Francisville, which is adjacent to super trendy Fairmount, and located a stone's throw away from Center City, encompasses a tiny area (only 28 square blocks,) and now plays host to the kinds of gentrification battles seen in Point Breeze and Fishtown in recent years.
The Daily News reports that Francisville homes sold for prices between $28,000 and $43,000 are now worth around $225K on the market, and while property owners looking to sell might rejoice, property owners who want to stay will have to struggle with huge increases to their tax bills.
Of course, ten year tax abatements draw resentment toward newcomers with their newly built three story homes and low taxes. Though Council President Darrell Clarke, who represent the district, says that the gentrification relief passed through City Council last month will help longtime residents stay in their homes, many residents who saw huge tax bill increases are understandably nervous.
New residents have also greeted certain interests with animosity: developers complain about the holds that Darrell Clarke has put on city-owned properties within Francisville. A new low income housing development Project H.O.M.E. put together in conjunction with Bon Jovi: some members of the Fairmount CDC felt that the project would jeopardize their efforts to revitalize the Ridge Ave. commercial corridor.

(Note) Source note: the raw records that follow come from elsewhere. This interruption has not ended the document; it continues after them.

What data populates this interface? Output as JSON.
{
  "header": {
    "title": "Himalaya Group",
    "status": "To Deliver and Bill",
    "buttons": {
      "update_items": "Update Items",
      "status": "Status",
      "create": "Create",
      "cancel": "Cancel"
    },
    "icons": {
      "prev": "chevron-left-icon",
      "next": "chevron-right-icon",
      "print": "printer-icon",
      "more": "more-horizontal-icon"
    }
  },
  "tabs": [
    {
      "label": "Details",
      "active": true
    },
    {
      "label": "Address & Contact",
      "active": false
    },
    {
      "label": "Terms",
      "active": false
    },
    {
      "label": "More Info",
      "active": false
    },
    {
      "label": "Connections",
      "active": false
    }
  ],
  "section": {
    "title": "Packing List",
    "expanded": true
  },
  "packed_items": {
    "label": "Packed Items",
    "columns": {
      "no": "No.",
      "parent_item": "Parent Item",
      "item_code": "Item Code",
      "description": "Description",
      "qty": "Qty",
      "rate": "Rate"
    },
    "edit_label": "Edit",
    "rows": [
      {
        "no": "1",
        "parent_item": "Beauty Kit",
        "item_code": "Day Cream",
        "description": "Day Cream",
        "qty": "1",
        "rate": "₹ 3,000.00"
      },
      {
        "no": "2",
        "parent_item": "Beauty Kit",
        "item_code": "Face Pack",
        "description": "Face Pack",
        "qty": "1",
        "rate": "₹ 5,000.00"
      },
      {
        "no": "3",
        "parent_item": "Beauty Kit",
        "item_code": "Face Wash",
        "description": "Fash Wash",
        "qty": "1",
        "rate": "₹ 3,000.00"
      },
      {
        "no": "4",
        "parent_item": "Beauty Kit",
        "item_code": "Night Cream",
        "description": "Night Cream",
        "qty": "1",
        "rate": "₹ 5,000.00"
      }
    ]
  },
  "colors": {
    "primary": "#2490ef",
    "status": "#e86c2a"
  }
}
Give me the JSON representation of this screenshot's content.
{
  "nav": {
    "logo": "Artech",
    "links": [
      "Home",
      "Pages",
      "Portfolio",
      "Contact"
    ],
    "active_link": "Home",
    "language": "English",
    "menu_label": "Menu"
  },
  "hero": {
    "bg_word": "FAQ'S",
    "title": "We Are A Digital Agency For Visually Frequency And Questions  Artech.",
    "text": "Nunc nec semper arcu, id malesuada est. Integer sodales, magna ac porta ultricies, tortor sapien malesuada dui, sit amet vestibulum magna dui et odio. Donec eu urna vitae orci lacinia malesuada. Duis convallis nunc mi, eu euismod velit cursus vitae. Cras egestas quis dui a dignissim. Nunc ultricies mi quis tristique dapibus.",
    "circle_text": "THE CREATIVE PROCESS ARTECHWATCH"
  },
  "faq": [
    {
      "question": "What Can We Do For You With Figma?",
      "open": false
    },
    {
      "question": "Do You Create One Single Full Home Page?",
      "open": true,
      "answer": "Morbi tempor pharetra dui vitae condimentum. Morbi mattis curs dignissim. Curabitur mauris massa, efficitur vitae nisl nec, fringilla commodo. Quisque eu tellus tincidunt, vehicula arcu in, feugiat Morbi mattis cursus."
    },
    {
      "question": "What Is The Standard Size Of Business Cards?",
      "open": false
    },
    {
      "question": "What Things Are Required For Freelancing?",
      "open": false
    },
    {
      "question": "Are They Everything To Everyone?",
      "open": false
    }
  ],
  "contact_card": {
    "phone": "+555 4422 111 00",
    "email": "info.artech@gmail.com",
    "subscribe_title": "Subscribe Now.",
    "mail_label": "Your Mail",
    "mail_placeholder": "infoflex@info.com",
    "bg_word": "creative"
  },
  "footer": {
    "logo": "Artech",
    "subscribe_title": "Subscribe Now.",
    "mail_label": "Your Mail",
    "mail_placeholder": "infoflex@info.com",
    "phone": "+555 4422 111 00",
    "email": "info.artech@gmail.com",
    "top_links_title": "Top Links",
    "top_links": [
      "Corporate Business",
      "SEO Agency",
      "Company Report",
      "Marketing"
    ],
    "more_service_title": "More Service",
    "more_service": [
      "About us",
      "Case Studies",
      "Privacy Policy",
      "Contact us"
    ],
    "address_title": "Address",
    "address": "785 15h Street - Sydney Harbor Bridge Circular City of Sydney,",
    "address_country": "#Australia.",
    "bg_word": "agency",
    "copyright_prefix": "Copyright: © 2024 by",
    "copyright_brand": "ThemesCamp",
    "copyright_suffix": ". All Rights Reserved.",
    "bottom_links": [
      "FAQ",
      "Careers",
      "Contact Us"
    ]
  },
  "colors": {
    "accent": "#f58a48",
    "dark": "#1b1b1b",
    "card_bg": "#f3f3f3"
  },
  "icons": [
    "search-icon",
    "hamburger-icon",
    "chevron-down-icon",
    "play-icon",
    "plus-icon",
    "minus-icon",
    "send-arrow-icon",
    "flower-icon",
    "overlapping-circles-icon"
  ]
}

Meanwhile, the city's planning commission has begun to classify Francisville as part of Center City, whereas it had historically been treated as part of North Philly, removing a "psychological barrier" to the neighborhood.
As property values continue to rise in the neighborhoods closest to Center City, gentrification struggles are likely to become part of Philly's daily dialogue.
· Francisville in Transition [Daily News]